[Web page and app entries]
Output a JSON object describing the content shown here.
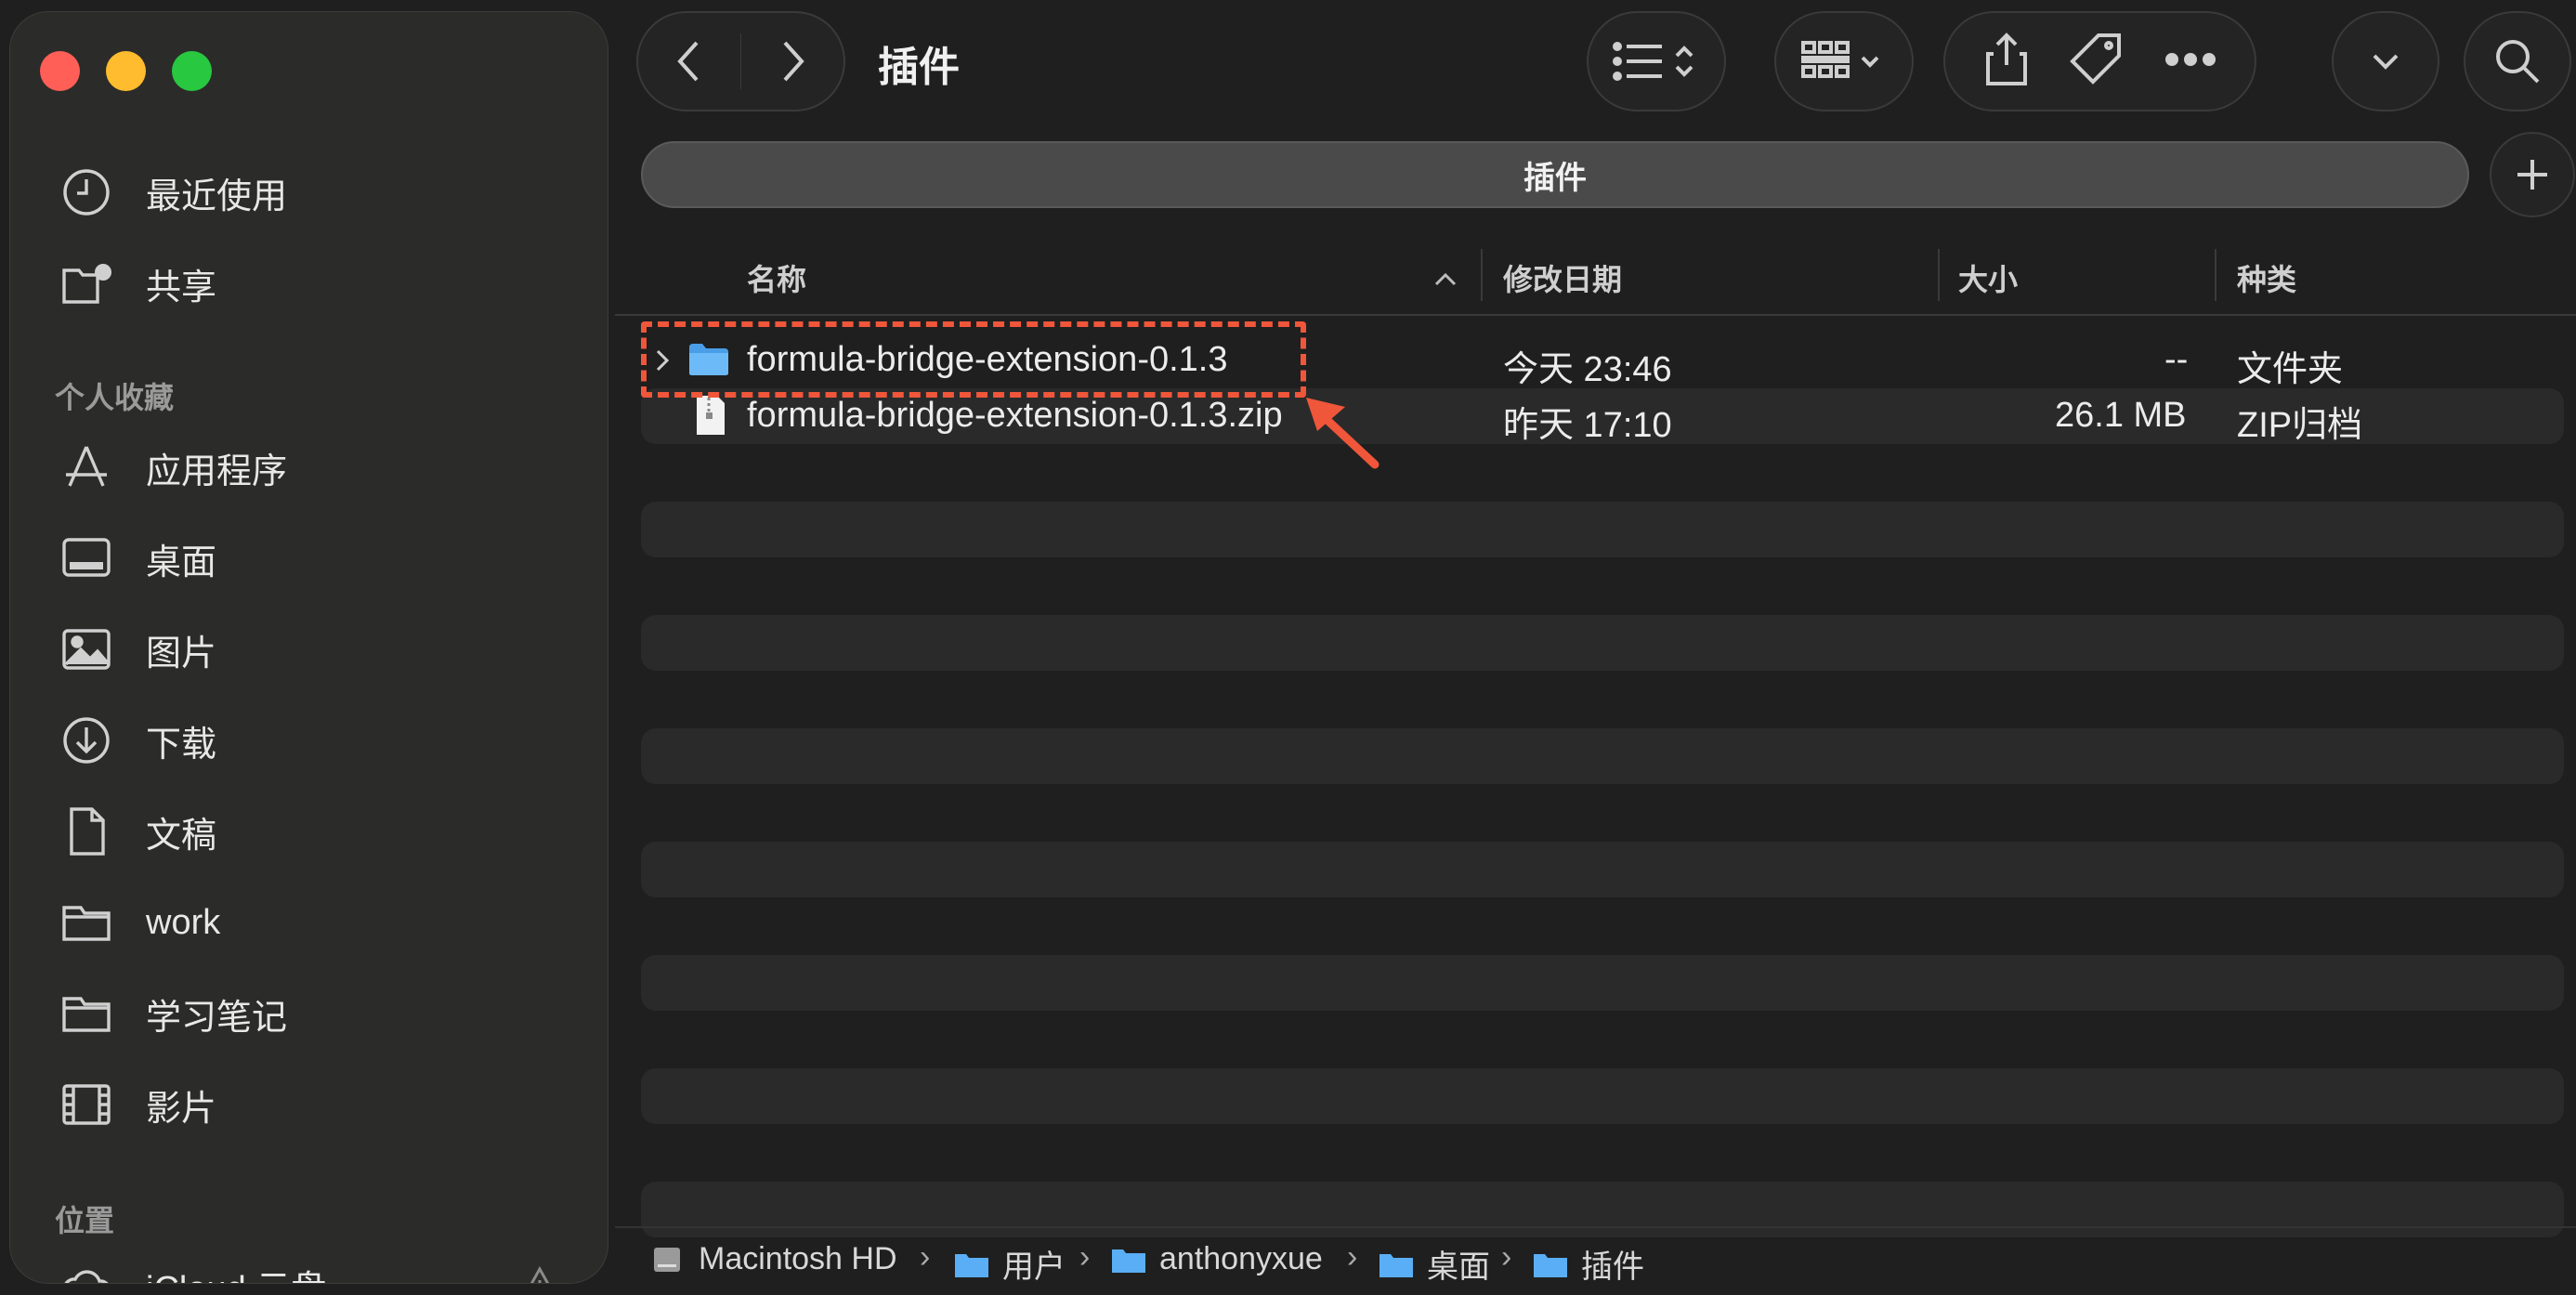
{
  "window": {
    "title": "插件"
  },
  "sidebar": {
    "items_top": [
      {
        "label": "最近使用",
        "icon": "clock-icon"
      },
      {
        "label": "共享",
        "icon": "shared-folder-icon"
      }
    ],
    "favorites_header": "个人收藏",
    "favorites": [
      {
        "label": "应用程序",
        "icon": "applications-icon"
      },
      {
        "label": "桌面",
        "icon": "desktop-icon"
      },
      {
        "label": "图片",
        "icon": "pictures-icon"
      },
      {
        "label": "下载",
        "icon": "download-icon"
      },
      {
        "label": "文稿",
        "icon": "document-icon"
      },
      {
        "label": "work",
        "icon": "folder-icon"
      },
      {
        "label": "学习笔记",
        "icon": "folder-icon"
      },
      {
        "label": "影片",
        "icon": "film-icon"
      }
    ],
    "locations_header": "位置",
    "locations": [
      {
        "label": "iCloud 云盘",
        "icon": "cloud-icon"
      }
    ]
  },
  "tabbar": {
    "active_tab": "插件"
  },
  "columns": {
    "name": "名称",
    "date": "修改日期",
    "size": "大小",
    "kind": "种类"
  },
  "files": [
    {
      "name": "formula-bridge-extension-0.1.3",
      "date": "今天 23:46",
      "size": "--",
      "kind": "文件夹",
      "type": "folder"
    },
    {
      "name": "formula-bridge-extension-0.1.3.zip",
      "date": "昨天 17:10",
      "size": "26.1 MB",
      "kind": "ZIP归档",
      "type": "zip"
    }
  ],
  "pathbar": [
    "Macintosh HD",
    "用户",
    "anthonyxue",
    "桌面",
    "插件"
  ],
  "colors": {
    "annotation": "#f0563a",
    "folder": "#5aaef5"
  }
}
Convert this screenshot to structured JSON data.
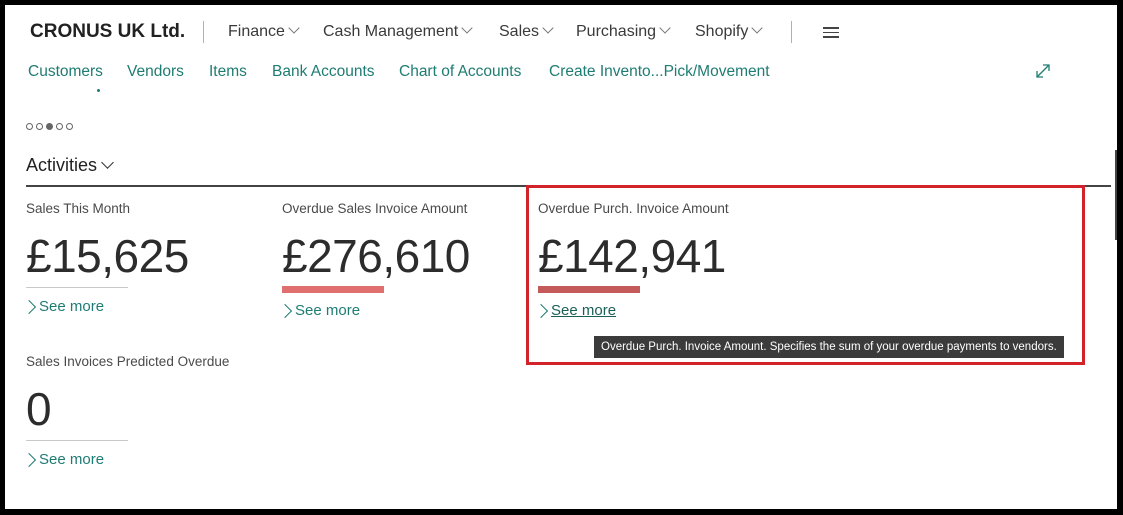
{
  "company": "CRONUS UK Ltd.",
  "menu": [
    {
      "label": "Finance"
    },
    {
      "label": "Cash Management"
    },
    {
      "label": "Sales"
    },
    {
      "label": "Purchasing"
    },
    {
      "label": "Shopify"
    }
  ],
  "actions": [
    "Customers",
    "Vendors",
    "Items",
    "Bank Accounts",
    "Chart of Accounts",
    "Create Invento...Pick/Movement"
  ],
  "carousel": {
    "count": 5,
    "active_index": 2
  },
  "activities": {
    "title": "Activities",
    "tiles": [
      {
        "label": "Sales This Month",
        "value": "£15,625",
        "see_more": "See more"
      },
      {
        "label": "Overdue Sales Invoice Amount",
        "value": "£276,610",
        "see_more": "See more",
        "bar_color": "#e07070"
      },
      {
        "label": "Overdue Purch. Invoice Amount",
        "value": "£142,941",
        "see_more": "See more",
        "bar_color": "#c45a5a"
      },
      {
        "label": "Sales Invoices Predicted Overdue",
        "value": "0",
        "see_more": "See more"
      }
    ]
  },
  "tooltip": "Overdue Purch. Invoice Amount. Specifies the sum of your overdue payments to vendors.",
  "colors": {
    "accent": "#1f7c73",
    "highlight": "#d2232a"
  }
}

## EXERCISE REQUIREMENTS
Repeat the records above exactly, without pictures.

## EXPECTED ANSWER
Output a JSON object describing the content shown here.
{
  "window": {
    "title": "插件"
  },
  "sidebar": {
    "items_top": [
      {
        "label": "最近使用",
        "icon": "clock-icon"
      },
      {
        "label": "共享",
        "icon": "shared-folder-icon"
      }
    ],
    "favorites_header": "个人收藏",
    "favorites": [
      {
        "label": "应用程序",
        "icon": "applications-icon"
      },
      {
        "label": "桌面",
        "icon": "desktop-icon"
      },
      {
        "label": "图片",
        "icon": "pictures-icon"
      },
      {
        "label": "下载",
        "icon": "download-icon"
      },
      {
        "label": "文稿",
        "icon": "document-icon"
      },
      {
        "label": "work",
        "icon": "folder-icon"
      },
      {
        "label": "学习笔记",
        "icon": "folder-icon"
      },
      {
        "label": "影片",
        "icon": "film-icon"
      }
    ],
    "locations_header": "位置",
    "locations": [
      {
        "label": "iCloud 云盘",
        "icon": "cloud-icon"
      }
    ]
  },
  "tabbar": {
    "active_tab": "插件"
  },
  "columns": {
    "name": "名称",
    "date": "修改日期",
    "size": "大小",
    "kind": "种类"
  },
  "files": [
    {
      "name": "formula-bridge-extension-0.1.3",
      "date": "今天 23:46",
      "size": "--",
      "kind": "文件夹",
      "type": "folder"
    },
    {
      "name": "formula-bridge-extension-0.1.3.zip",
      "date": "昨天 17:10",
      "size": "26.1 MB",
      "kind": "ZIP归档",
      "type": "zip"
    }
  ],
  "pathbar": [
    "Macintosh HD",
    "用户",
    "anthonyxue",
    "桌面",
    "插件"
  ],
  "colors": {
    "annotation": "#f0563a",
    "folder": "#5aaef5"
  }
}
Convert this screenshot to structured JSON data.
{
  "company": "CRONUS UK Ltd.",
  "menu": [
    {
      "label": "Finance"
    },
    {
      "label": "Cash Management"
    },
    {
      "label": "Sales"
    },
    {
      "label": "Purchasing"
    },
    {
      "label": "Shopify"
    }
  ],
  "actions": [
    "Customers",
    "Vendors",
    "Items",
    "Bank Accounts",
    "Chart of Accounts",
    "Create Invento...Pick/Movement"
  ],
  "carousel": {
    "count": 5,
    "active_index": 2
  },
  "activities": {
    "title": "Activities",
    "tiles": [
      {
        "label": "Sales This Month",
        "value": "£15,625",
        "see_more": "See more"
      },
      {
        "label": "Overdue Sales Invoice Amount",
        "value": "£276,610",
        "see_more": "See more",
        "bar_color": "#e07070"
      },
      {
        "label": "Overdue Purch. Invoice Amount",
        "value": "£142,941",
        "see_more": "See more",
        "bar_color": "#c45a5a"
      },
      {
        "label": "Sales Invoices Predicted Overdue",
        "value": "0",
        "see_more": "See more"
      }
    ]
  },
  "tooltip": "Overdue Purch. Invoice Amount. Specifies the sum of your overdue payments to vendors.",
  "colors": {
    "accent": "#1f7c73",
    "highlight": "#d2232a"
  }
}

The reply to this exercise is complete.